- **What is required**:
Write all of the entries out again exactly.
========================================================================
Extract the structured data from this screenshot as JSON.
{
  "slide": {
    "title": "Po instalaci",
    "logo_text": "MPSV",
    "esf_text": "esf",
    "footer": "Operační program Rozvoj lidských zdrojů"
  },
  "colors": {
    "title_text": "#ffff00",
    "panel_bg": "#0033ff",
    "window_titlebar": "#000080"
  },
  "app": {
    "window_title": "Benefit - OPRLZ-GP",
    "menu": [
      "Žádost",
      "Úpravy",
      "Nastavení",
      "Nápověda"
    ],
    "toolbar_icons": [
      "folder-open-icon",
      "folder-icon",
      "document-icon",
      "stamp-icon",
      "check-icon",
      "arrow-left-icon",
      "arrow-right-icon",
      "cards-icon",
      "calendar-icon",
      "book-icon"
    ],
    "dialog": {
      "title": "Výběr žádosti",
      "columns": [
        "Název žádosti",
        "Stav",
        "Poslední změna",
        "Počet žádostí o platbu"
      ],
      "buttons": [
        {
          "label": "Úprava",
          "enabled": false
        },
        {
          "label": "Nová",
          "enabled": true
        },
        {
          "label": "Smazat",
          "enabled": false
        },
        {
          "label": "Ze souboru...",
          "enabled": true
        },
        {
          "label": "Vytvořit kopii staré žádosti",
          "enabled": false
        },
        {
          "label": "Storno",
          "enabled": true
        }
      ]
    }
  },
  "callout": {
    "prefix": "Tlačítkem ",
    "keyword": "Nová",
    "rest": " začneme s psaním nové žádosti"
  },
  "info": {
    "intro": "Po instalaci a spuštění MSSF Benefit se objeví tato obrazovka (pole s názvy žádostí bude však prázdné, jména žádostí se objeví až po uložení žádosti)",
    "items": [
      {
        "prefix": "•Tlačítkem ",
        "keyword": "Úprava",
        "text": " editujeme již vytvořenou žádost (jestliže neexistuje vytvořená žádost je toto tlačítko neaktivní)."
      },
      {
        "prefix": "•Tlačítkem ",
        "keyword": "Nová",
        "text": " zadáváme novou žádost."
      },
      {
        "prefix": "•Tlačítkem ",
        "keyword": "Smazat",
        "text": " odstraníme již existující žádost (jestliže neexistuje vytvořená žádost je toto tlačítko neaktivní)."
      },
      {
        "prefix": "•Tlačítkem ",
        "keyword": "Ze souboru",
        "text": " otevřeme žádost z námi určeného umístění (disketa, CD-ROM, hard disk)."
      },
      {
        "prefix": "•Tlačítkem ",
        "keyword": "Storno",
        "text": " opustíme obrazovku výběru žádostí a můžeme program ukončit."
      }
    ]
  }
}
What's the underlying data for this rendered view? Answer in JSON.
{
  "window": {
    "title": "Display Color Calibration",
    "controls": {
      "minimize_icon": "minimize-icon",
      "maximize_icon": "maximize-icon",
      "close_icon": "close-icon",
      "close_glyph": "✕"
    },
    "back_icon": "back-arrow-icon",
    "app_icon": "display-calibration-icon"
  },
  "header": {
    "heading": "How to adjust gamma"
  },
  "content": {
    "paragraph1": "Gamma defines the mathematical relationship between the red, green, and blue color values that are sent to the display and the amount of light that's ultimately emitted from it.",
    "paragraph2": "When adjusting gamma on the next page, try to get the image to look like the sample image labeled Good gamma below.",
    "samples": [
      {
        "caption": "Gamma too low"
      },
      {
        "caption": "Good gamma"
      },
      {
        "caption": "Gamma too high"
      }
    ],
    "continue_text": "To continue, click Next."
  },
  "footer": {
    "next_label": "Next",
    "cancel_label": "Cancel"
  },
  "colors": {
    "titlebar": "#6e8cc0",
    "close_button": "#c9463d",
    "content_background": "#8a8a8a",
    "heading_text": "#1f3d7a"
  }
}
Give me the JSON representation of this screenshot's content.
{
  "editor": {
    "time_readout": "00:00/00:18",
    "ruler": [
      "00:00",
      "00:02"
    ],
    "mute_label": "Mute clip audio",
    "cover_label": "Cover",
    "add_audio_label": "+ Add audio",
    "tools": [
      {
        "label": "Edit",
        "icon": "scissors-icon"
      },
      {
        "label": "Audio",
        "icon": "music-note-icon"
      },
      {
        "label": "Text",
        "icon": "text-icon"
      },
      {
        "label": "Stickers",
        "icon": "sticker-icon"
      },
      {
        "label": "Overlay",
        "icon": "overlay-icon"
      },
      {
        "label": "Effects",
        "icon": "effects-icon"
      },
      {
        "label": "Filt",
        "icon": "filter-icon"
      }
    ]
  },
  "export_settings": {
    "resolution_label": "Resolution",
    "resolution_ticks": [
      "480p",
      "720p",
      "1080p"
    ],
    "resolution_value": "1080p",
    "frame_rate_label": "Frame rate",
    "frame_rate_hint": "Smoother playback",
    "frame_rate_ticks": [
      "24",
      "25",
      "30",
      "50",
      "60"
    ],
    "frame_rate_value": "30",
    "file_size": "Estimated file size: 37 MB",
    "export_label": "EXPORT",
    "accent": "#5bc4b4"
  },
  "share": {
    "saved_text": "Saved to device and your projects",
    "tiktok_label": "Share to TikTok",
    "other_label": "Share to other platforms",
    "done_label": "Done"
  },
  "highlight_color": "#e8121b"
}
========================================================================
- **Your response**:
Extract the structured data from this screenshot as JSON.
{
  "slide": {
    "title": "Po instalaci",
    "logo_text": "MPSV",
    "esf_text": "esf",
    "footer": "Operační program Rozvoj lidských zdrojů"
  },
  "colors": {
    "title_text": "#ffff00",
    "panel_bg": "#0033ff",
    "window_titlebar": "#000080"
  },
  "app": {
    "window_title": "Benefit - OPRLZ-GP",
    "menu": [
      "Žádost",
      "Úpravy",
      "Nastavení",
      "Nápověda"
    ],
    "toolbar_icons": [
      "folder-open-icon",
      "folder-icon",
      "document-icon",
      "stamp-icon",
      "check-icon",
      "arrow-left-icon",
      "arrow-right-icon",
      "cards-icon",
      "calendar-icon",
      "book-icon"
    ],
    "dialog": {
      "title": "Výběr žádosti",
      "columns": [
        "Název žádosti",
        "Stav",
        "Poslední změna",
        "Počet žádostí o platbu"
      ],
      "buttons": [
        {
          "label": "Úprava",
          "enabled": false
        },
        {
          "label": "Nová",
          "enabled": true
        },
        {
          "label": "Smazat",
          "enabled": false
        },
        {
          "label": "Ze souboru...",
          "enabled": true
        },
        {
          "label": "Vytvořit kopii staré žádosti",
          "enabled": false
        },
        {
          "label": "Storno",
          "enabled": true
        }
      ]
    }
  },
  "callout": {
    "prefix": "Tlačítkem ",
    "keyword": "Nová",
    "rest": " začneme s psaním nové žádosti"
  },
  "info": {
    "intro": "Po instalaci a spuštění MSSF Benefit se objeví tato obrazovka (pole s názvy žádostí bude však prázdné, jména žádostí se objeví až po uložení žádosti)",
    "items": [
      {
        "prefix": "•Tlačítkem ",
        "keyword": "Úprava",
        "text": " editujeme již vytvořenou žádost (jestliže neexistuje vytvořená žádost je toto tlačítko neaktivní)."
      },
      {
        "prefix": "•Tlačítkem ",
        "keyword": "Nová",
        "text": " zadáváme novou žádost."
      },
      {
        "prefix": "•Tlačítkem ",
        "keyword": "Smazat",
        "text": " odstraníme již existující žádost (jestliže neexistuje vytvořená žádost je toto tlačítko neaktivní)."
      },
      {
        "prefix": "•Tlačítkem ",
        "keyword": "Ze souboru",
        "text": " otevřeme žádost z námi určeného umístění (disketa, CD-ROM, hard disk)."
      },
      {
        "prefix": "•Tlačítkem ",
        "keyword": "Storno",
        "text": " opustíme obrazovku výběru žádostí a můžeme program ukončit."
      }
    ]
  }
}
What's the underlying data for this rendered view? Answer in JSON.
{
  "window": {
    "title": "Display Color Calibration",
    "controls": {
      "minimize_icon": "minimize-icon",
      "maximize_icon": "maximize-icon",
      "close_icon": "close-icon",
      "close_glyph": "✕"
    },
    "back_icon": "back-arrow-icon",
    "app_icon": "display-calibration-icon"
  },
  "header": {
    "heading": "How to adjust gamma"
  },
  "content": {
    "paragraph1": "Gamma defines the mathematical relationship between the red, green, and blue color values that are sent to the display and the amount of light that's ultimately emitted from it.",
    "paragraph2": "When adjusting gamma on the next page, try to get the image to look like the sample image labeled Good gamma below.",
    "samples": [
      {
        "caption": "Gamma too low"
      },
      {
        "caption": "Good gamma"
      },
      {
        "caption": "Gamma too high"
      }
    ],
    "continue_text": "To continue, click Next."
  },
  "footer": {
    "next_label": "Next",
    "cancel_label": "Cancel"
  },
  "colors": {
    "titlebar": "#6e8cc0",
    "close_button": "#c9463d",
    "content_background": "#8a8a8a",
    "heading_text": "#1f3d7a"
  }
}
Give me the JSON representation of this screenshot's content.
{
  "editor": {
    "time_readout": "00:00/00:18",
    "ruler": [
      "00:00",
      "00:02"
    ],
    "mute_label": "Mute clip audio",
    "cover_label": "Cover",
    "add_audio_label": "+ Add audio",
    "tools": [
      {
        "label": "Edit",
        "icon": "scissors-icon"
      },
      {
        "label": "Audio",
        "icon": "music-note-icon"
      },
      {
        "label": "Text",
        "icon": "text-icon"
      },
      {
        "label": "Stickers",
        "icon": "sticker-icon"
      },
      {
        "label": "Overlay",
        "icon": "overlay-icon"
      },
      {
        "label": "Effects",
        "icon": "effects-icon"
      },
      {
        "label": "Filt",
        "icon": "filter-icon"
      }
    ]
  },
  "export_settings": {
    "resolution_label": "Resolution",
    "resolution_ticks": [
      "480p",
      "720p",
      "1080p"
    ],
    "resolution_value": "1080p",
    "frame_rate_label": "Frame rate",
    "frame_rate_hint": "Smoother playback",
    "frame_rate_ticks": [
      "24",
      "25",
      "30",
      "50",
      "60"
    ],
    "frame_rate_value": "30",
    "file_size": "Estimated file size: 37 MB",
    "export_label": "EXPORT",
    "accent": "#5bc4b4"
  },
  "share": {
    "saved_text": "Saved to device and your projects",
    "tiktok_label": "Share to TikTok",
    "other_label": "Share to other platforms",
    "done_label": "Done"
  },
  "highlight_color": "#e8121b"
}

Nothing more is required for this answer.